> **WORK TO BE COMPLETED**
Report the number of lines in the material below that contain "mention", without any other words.

> **DATASET RECORDS**
* * * * * * * * *

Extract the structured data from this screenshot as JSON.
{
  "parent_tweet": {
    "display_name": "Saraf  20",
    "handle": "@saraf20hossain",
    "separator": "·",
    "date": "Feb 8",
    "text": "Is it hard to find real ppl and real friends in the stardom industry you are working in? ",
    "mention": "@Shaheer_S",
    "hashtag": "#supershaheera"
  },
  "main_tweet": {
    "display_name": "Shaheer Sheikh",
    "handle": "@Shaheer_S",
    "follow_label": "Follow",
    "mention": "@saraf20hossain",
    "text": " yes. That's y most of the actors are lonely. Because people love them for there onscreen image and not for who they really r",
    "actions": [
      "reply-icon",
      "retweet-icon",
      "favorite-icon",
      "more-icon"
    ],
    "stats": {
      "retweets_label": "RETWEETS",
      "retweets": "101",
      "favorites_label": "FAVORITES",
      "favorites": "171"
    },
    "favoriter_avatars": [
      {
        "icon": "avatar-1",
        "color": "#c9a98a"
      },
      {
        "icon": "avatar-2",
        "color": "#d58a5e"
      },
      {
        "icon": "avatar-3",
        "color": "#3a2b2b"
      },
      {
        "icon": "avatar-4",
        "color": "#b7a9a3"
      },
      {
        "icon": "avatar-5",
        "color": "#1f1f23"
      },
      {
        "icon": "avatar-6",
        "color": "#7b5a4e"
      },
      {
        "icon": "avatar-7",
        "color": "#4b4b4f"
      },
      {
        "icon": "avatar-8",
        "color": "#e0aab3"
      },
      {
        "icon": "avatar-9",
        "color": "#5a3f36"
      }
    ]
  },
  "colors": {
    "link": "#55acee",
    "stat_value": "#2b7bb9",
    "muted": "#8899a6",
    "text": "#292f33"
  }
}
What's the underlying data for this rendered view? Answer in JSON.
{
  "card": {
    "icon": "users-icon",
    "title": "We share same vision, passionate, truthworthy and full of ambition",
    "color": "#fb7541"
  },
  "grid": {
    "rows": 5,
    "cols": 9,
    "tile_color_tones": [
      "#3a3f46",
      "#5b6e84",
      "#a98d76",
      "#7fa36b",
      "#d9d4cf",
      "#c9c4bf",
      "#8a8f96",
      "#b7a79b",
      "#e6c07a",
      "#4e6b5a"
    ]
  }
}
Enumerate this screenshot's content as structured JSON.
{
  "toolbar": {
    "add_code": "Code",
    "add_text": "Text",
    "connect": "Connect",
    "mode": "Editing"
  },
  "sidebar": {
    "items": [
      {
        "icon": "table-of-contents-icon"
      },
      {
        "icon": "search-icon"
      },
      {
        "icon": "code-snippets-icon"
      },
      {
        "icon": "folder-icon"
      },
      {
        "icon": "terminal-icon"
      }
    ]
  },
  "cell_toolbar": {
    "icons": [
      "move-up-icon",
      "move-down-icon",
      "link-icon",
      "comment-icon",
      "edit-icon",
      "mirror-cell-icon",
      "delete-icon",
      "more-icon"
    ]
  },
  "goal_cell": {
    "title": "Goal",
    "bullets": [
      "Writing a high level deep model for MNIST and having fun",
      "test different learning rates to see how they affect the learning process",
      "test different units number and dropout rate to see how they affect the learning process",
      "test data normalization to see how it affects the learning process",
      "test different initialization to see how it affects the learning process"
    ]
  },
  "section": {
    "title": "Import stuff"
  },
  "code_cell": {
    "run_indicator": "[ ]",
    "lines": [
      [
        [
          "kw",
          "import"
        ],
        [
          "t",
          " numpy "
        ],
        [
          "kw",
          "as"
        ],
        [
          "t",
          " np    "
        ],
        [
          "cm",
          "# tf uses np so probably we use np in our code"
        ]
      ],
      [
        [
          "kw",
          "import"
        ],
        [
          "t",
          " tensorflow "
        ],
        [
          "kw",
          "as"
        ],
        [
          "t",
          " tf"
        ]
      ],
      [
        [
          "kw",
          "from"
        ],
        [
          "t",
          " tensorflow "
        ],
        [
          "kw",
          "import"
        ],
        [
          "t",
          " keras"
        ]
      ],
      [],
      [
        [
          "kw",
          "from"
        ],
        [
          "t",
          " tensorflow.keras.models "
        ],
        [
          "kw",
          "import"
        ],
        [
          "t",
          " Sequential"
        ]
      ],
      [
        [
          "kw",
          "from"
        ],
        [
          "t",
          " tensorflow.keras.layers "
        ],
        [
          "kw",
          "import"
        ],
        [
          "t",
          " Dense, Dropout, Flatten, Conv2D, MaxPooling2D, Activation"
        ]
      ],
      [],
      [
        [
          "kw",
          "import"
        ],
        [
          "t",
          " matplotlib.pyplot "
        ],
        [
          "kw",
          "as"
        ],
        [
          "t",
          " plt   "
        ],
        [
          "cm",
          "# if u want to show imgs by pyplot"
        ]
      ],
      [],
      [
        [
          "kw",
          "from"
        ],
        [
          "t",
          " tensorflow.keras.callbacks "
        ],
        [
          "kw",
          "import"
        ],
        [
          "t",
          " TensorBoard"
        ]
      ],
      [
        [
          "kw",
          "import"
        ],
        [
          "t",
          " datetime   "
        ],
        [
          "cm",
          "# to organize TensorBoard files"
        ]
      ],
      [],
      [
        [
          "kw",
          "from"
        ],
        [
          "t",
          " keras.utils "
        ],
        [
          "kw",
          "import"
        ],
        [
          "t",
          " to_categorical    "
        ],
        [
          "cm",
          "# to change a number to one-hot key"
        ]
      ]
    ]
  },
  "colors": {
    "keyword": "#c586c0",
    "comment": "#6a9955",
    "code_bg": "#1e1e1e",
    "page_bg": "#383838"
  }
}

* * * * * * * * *

> **TASK SOLUTION**
2